*EXERCISE INSTRUCTIONS:* Copy every line of the records below where the word "rear" occurs.

+++ DATA FOR THE TASK

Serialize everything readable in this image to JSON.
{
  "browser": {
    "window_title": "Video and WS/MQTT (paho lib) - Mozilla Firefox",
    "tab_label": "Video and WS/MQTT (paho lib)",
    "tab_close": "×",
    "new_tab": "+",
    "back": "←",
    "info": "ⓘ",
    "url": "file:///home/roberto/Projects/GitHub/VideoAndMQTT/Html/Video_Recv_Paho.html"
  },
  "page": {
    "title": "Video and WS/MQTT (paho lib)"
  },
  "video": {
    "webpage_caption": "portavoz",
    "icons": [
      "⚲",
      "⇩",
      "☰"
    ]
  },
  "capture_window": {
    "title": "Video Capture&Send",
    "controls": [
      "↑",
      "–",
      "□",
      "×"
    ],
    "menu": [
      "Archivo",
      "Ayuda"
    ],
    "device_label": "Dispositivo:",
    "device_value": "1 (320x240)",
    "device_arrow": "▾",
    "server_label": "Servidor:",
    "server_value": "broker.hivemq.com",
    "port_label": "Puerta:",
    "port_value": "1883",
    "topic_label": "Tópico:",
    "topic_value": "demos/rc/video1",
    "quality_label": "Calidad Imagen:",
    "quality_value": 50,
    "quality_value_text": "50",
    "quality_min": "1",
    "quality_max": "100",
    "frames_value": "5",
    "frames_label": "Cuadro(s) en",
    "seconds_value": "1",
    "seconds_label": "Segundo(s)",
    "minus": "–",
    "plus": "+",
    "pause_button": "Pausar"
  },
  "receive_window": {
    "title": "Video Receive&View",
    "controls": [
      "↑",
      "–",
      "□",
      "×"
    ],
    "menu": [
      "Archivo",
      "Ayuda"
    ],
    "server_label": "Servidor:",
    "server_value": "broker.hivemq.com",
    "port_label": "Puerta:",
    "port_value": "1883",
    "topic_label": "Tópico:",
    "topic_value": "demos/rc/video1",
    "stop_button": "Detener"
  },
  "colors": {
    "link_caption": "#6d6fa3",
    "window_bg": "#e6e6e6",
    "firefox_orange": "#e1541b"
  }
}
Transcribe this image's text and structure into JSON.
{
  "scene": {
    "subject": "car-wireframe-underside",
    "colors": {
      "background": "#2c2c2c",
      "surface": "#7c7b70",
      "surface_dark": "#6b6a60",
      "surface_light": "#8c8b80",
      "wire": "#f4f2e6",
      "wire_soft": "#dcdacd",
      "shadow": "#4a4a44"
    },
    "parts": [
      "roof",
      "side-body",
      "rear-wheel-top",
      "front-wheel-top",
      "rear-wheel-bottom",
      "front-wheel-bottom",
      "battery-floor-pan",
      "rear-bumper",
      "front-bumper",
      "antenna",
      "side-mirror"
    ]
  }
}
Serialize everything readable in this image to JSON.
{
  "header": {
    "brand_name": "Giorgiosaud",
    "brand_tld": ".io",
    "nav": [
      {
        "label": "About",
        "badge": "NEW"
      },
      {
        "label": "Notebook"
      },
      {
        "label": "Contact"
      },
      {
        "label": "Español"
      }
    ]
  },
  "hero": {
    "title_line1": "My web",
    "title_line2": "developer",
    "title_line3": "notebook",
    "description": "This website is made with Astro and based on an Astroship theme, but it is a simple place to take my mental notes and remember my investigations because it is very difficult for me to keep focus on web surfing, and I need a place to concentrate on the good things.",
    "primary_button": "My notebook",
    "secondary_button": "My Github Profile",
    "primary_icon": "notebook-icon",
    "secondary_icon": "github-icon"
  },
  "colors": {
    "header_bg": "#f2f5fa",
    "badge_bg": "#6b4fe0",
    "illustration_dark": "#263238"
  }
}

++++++

*OUTPUT:*
      "rear-wheel-top",
      "rear-wheel-bottom",
      "rear-bumper",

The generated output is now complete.